ICAC finds former Western Sydney RIDS officer corrupt, recommends tighter regulation of asbestos waste disposal
Wednesday 21 June 2017
The NSW Independent Commission Against Corruption (ICAC) has found that former Western Sydney Regional Illegal Dumping Squad (WS RIDS) officer Craig Izzard engaged in serious corrupt conduct by deliberately failing to investigate unlawful waste disposal, including asbestos dumping, in return for benefits including cash payments and mobile telephones.
In its report on Operation Scania, Investigation into the conduct of a Regional Illegal Dumping Squad Officer, released today, the Commission also finds that there were oversight weaknesses that created opportunities for corrupt conduct, and recommends a tighter regulatory response to illegal dumping, aided by the creation of a standalone offence for asbestos dumping and the establishment of a single entity to oversee asbestos waste.
The Commission finds that, between September 2015 and March 2016, Mr Izzard agreed to receive cash payments, and received at least two mobile telephones, firewood and free rubbish removal as a reward from Nosir Kabite. Mr Izzard’s reward was for assisting Mr Kabite by improperly exercising his official functions by deliberately failing to investigate the unlawful waste disposal activities and not enforcing waste disposal laws in relation to Mr Kabite’s operations at a property leased by his son’s company (ATM Excavations) from Riverstone Parade Pty Ltd at Bandon Road, Vineyard. Mr Kabite used the land, referred to as Bandon Road Yard, to illegally accept contaminated waste, for which he had no development consent. The waste included asbestos which Riverstone Parade has since been advised will cost in the order of $9 million to remediate.
Mr Izzard also engaged in serious corrupt conduct by, from 2015, being party to an agreement where Ibrahim Beydoun, part-owner of Geta Skip Pty Ltd, paid $10,000 to Mr Kabite, which Mr Kabite agreed to share with Mr Izzard. In return, Mr Izzard improperly exercised his official functions to intimidate Raed Ykmour into departing from 30 Bellfield Avenue, Rossmore, to assist Mr Beydoun to relocate his business to that property. Mr Izzard also agreed to help Mr Beydoun to avoid detection of the illegal operation of his skip bin business at that site, and assisted Mr Beydoun with the development application for the operation of his skip bin business at the property. The Commission finds that Mr Beydoun and Mr Kabite engaged in serious corrupt conduct through their actions or agreements to supply rewards to Mr Izzard in return for Mr Izzard improperly exercising his official functions.

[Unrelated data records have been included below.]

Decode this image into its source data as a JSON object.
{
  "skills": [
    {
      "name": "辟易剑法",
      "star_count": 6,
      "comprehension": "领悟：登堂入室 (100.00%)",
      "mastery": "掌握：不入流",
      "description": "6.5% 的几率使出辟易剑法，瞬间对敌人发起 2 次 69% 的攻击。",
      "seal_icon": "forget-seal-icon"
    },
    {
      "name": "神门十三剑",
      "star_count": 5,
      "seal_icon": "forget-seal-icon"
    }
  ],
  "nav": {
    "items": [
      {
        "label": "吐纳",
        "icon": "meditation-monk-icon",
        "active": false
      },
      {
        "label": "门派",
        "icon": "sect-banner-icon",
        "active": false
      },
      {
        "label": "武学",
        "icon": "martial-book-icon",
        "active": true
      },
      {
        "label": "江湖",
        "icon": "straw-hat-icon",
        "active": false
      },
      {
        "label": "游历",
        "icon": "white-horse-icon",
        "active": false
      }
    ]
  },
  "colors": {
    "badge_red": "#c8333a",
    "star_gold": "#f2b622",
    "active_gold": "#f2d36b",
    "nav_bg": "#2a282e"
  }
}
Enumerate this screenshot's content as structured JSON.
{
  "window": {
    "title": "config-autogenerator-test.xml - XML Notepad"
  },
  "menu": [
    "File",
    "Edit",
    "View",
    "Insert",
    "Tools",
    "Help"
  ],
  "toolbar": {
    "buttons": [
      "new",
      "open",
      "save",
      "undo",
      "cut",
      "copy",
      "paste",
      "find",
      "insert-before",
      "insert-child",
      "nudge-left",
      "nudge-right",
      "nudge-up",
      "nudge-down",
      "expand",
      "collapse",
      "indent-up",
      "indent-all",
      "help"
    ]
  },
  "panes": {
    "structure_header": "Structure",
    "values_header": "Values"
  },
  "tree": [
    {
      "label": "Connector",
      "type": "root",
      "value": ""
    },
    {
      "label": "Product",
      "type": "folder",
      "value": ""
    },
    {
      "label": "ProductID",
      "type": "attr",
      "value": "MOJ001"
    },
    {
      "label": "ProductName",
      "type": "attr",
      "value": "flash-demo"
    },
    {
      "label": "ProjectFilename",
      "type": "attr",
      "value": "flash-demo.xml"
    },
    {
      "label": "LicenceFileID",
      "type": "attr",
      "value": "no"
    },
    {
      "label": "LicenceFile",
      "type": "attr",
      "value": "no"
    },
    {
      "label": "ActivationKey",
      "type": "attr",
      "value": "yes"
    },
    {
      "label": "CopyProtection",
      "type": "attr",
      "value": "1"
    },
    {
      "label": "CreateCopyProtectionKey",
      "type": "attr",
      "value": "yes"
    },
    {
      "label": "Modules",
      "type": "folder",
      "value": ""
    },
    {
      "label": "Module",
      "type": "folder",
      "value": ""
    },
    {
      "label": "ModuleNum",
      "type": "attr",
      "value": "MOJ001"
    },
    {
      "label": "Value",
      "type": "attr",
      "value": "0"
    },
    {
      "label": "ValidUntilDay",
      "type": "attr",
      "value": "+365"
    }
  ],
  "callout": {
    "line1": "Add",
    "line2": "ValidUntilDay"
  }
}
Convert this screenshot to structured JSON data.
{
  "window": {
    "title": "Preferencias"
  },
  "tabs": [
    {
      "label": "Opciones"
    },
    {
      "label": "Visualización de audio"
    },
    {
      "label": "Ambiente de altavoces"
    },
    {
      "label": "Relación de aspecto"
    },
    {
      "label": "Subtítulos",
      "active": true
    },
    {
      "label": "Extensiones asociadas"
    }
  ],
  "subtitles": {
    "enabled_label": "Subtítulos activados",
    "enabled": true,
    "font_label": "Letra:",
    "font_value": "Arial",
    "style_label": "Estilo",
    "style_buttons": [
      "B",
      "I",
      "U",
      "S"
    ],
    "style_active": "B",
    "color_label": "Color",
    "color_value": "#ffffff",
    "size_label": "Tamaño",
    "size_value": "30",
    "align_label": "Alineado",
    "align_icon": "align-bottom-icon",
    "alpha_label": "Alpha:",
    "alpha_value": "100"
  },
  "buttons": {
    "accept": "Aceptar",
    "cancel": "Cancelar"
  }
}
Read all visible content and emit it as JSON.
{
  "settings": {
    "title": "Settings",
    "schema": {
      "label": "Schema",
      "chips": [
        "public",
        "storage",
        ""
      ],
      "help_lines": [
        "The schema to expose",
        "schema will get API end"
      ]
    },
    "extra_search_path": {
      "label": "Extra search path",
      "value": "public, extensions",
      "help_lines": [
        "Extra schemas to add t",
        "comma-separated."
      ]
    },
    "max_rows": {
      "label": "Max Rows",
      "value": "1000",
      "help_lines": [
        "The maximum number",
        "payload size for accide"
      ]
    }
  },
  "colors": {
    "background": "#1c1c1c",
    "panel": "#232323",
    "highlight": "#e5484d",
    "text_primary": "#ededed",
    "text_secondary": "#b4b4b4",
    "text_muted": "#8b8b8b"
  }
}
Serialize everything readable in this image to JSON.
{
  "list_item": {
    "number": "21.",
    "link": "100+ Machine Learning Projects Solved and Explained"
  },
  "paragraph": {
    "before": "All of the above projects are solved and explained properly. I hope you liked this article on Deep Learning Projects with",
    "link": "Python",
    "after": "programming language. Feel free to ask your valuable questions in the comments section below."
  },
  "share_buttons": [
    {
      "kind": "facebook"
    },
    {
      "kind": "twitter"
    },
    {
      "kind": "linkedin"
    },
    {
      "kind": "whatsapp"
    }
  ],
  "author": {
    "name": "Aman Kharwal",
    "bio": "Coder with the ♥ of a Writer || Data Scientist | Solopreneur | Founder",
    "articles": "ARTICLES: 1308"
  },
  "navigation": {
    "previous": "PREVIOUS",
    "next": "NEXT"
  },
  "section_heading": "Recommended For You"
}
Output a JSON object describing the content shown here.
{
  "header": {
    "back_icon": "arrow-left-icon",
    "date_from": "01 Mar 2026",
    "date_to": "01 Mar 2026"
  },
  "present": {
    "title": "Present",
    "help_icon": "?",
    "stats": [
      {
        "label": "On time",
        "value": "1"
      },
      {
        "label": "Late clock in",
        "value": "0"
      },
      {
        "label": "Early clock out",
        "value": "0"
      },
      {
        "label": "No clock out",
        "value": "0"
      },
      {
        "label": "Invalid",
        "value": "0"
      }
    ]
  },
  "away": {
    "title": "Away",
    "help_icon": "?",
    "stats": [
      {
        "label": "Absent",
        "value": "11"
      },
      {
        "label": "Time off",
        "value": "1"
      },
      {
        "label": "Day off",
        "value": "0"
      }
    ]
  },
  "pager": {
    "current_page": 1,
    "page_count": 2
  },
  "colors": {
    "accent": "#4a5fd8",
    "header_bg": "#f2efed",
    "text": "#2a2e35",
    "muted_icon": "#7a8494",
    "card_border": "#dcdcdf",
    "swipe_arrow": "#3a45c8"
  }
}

The report notes that the investigation not only exposed serious corrupt conduct, but also revealed multiple weaknesses in the strategic oversight , management and governance systems that controlled the activities of the WS RIDS, creating opportunities for corrupt conduct. WS RIDS officers operated with substantial autonomy, which gave field officers unfettered control at key stages of investigations into the illegal dumping of asbestos waste, while supervision was fractured with dual reporting lines between the WS RIDS coordinator and council officers further defusing accountability.
The report says that the WS RIDS Management Committee did not operate as an effective oversight body, doing little to effectively monitor the squad’s strategic or operational performance. The regulatory system, which is still in place, created financial disincentives to comply with requirements; the high costs involved in lawfully disposing of dangerous materials, including asbestos, created an incentive to not comply with the law, facilitating a black market for dumping. This investigation demonstrated that NSW waste disposal laws are confusing and misunderstood by those charged with administering them, and there are inconsistencies and gaps in the regulatory framework that can be exploited by unscrupulous and opportunistic operators.
The Commission makes recommendations to address these concerns, including the need to strengthen the strategic oversight and governance framework for the WS RIDS and to address the problems associated with the incentives and motivations driving illegal dumping.
The ICAC is of the opinion that consideration should be given to obtaining the advice of the Director of Public Prosecutions with respect to the prosecution of Mr Izzard, Mr Kabite and Mr Beydoun for various offences.
Media contact: ICAC Manager Communications & Media Nicole Thomas 02 8281 5799 / 0417 467 801